Only the lines of the data holding the string "سورة" need to be returned.

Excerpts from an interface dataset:
_ _ _ _ _

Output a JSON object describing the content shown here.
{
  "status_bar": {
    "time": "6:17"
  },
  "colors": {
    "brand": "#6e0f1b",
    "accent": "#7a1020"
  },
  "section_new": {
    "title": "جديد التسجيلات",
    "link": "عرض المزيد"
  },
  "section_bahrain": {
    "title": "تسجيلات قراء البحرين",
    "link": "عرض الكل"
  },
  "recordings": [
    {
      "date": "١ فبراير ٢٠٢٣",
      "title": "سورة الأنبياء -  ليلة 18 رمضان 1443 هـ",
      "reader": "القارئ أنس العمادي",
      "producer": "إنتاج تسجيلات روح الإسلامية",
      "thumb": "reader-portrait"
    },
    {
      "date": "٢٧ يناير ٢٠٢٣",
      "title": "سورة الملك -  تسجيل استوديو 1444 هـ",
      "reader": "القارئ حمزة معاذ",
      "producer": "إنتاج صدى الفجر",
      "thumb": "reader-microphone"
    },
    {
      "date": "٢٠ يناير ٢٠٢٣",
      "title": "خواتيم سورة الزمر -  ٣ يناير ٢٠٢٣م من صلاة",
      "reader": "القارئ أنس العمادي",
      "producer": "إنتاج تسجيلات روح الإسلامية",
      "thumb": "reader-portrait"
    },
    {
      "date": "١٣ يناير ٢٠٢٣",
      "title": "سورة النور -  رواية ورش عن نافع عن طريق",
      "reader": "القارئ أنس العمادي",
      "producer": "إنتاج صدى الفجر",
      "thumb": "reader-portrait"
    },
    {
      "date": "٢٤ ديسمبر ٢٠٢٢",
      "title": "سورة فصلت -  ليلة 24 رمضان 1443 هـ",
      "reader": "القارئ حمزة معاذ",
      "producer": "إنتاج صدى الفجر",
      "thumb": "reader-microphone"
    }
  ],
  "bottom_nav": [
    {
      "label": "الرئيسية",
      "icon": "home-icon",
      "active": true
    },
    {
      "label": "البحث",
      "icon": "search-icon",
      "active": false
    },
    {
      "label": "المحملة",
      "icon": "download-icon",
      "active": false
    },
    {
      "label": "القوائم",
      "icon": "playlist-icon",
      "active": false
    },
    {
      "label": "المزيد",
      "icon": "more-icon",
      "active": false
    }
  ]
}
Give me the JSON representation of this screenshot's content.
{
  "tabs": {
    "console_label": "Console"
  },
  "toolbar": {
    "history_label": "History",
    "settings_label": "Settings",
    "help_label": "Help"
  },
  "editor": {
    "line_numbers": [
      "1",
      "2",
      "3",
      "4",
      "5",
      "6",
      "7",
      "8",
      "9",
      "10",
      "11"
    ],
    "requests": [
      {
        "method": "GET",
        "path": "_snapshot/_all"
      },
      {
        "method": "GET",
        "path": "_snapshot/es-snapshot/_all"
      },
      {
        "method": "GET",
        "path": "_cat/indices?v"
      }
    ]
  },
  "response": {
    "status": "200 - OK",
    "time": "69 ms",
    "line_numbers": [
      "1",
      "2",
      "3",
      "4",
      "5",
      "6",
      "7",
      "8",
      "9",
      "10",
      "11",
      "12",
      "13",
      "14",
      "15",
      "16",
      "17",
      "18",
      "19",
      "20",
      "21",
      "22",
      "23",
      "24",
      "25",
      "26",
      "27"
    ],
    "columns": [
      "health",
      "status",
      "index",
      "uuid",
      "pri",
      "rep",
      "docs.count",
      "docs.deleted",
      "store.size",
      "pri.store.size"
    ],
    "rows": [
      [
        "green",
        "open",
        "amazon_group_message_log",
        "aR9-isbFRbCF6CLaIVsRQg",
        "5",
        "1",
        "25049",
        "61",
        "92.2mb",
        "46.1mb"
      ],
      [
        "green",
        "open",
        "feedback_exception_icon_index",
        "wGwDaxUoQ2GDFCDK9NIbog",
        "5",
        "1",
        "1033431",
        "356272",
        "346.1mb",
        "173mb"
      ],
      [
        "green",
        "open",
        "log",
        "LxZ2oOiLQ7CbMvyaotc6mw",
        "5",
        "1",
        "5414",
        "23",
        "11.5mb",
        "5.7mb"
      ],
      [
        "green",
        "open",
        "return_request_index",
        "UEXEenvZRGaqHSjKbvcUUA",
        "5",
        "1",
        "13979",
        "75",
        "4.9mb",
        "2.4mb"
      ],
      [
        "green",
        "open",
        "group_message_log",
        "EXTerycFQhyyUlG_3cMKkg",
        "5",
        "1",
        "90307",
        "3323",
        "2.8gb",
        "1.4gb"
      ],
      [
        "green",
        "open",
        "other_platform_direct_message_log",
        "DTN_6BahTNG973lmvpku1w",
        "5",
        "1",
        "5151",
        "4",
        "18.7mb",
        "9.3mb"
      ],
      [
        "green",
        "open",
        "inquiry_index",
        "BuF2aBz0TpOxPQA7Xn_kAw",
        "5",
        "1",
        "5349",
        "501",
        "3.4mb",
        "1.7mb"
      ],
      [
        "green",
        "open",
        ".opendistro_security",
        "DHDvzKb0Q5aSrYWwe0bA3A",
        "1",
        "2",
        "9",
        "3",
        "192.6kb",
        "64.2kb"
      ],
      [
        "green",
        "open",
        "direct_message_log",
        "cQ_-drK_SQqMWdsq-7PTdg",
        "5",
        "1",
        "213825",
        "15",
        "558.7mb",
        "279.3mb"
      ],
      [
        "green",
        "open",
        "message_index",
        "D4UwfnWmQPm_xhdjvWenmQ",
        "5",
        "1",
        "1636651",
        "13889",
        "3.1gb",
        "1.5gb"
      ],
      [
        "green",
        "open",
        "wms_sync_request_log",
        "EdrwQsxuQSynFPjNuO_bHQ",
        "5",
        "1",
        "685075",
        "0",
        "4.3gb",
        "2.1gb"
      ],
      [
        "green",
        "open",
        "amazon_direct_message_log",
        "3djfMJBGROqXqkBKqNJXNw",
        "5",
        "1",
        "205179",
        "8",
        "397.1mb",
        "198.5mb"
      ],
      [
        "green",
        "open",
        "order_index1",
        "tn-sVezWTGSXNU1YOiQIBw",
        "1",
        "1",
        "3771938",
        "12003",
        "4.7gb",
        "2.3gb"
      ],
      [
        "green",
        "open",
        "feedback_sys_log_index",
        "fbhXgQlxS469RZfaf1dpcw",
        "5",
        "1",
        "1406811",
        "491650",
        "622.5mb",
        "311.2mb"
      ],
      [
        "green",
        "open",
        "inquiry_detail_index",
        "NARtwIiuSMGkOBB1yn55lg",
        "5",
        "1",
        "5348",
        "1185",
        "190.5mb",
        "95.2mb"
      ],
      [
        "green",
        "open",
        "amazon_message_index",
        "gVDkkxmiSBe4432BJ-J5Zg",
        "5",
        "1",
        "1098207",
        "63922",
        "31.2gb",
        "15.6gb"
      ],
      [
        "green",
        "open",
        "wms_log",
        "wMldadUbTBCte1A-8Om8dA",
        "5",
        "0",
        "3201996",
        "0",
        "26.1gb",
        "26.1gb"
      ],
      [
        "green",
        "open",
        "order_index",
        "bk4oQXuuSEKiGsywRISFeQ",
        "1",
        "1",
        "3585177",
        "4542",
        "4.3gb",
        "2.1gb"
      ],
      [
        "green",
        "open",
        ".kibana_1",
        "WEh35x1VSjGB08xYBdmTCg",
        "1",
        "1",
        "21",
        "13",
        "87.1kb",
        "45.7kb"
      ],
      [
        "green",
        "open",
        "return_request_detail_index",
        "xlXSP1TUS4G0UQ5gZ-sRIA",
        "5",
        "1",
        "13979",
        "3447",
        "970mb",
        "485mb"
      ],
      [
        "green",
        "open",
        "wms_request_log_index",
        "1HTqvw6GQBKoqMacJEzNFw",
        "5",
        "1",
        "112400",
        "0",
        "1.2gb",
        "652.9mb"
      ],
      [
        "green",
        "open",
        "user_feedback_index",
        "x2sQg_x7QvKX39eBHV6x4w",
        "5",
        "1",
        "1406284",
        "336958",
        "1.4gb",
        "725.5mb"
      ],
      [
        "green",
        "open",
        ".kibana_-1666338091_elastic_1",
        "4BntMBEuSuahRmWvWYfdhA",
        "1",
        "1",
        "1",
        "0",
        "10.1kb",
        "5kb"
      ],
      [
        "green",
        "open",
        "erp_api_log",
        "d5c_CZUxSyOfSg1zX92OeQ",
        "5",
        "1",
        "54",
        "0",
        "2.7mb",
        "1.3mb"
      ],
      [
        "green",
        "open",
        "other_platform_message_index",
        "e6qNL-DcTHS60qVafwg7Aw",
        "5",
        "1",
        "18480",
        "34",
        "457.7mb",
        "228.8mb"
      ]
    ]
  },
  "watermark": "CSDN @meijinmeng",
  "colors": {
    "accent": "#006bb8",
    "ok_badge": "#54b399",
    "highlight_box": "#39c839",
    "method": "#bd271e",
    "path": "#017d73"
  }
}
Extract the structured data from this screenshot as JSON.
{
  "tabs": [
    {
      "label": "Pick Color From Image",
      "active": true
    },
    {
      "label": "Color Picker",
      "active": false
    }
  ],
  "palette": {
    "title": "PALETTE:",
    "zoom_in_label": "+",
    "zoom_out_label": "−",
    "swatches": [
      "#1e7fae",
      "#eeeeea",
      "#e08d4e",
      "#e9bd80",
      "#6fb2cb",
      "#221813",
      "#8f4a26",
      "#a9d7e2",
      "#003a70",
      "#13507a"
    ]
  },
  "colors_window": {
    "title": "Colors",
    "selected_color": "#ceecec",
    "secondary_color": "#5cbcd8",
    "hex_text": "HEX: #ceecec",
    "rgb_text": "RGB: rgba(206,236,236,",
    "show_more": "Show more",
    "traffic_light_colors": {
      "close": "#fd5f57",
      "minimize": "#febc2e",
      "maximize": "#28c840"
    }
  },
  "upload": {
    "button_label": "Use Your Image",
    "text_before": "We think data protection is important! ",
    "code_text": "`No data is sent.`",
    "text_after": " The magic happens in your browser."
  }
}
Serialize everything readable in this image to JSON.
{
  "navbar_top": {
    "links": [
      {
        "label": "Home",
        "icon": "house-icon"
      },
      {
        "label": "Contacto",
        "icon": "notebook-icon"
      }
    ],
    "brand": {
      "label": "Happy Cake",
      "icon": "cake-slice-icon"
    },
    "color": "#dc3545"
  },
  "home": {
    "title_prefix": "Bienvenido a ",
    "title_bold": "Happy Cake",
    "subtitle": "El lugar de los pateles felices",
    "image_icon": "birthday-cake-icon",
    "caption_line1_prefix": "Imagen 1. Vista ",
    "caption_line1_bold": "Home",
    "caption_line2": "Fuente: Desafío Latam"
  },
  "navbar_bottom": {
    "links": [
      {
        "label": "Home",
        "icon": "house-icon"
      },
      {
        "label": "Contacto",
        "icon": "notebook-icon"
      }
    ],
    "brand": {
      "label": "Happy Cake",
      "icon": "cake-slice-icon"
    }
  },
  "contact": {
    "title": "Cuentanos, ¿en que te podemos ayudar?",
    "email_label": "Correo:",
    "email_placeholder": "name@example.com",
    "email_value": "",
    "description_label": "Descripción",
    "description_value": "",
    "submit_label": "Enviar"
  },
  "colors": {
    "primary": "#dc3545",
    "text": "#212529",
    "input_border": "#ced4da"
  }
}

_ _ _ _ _

_TASK SOLUTION_.
      "title": "سورة الأنبياء -  ليلة 18 رمضان 1443 هـ",
      "title": "سورة الملك -  تسجيل استوديو 1444 هـ",
      "title": "خواتيم سورة الزمر -  ٣ يناير ٢٠٢٣م من صلاة",
      "title": "سورة النور -  رواية ورش عن نافع عن طريق",
      "title": "سورة فصلت -  ليلة 24 رمضان 1443 هـ",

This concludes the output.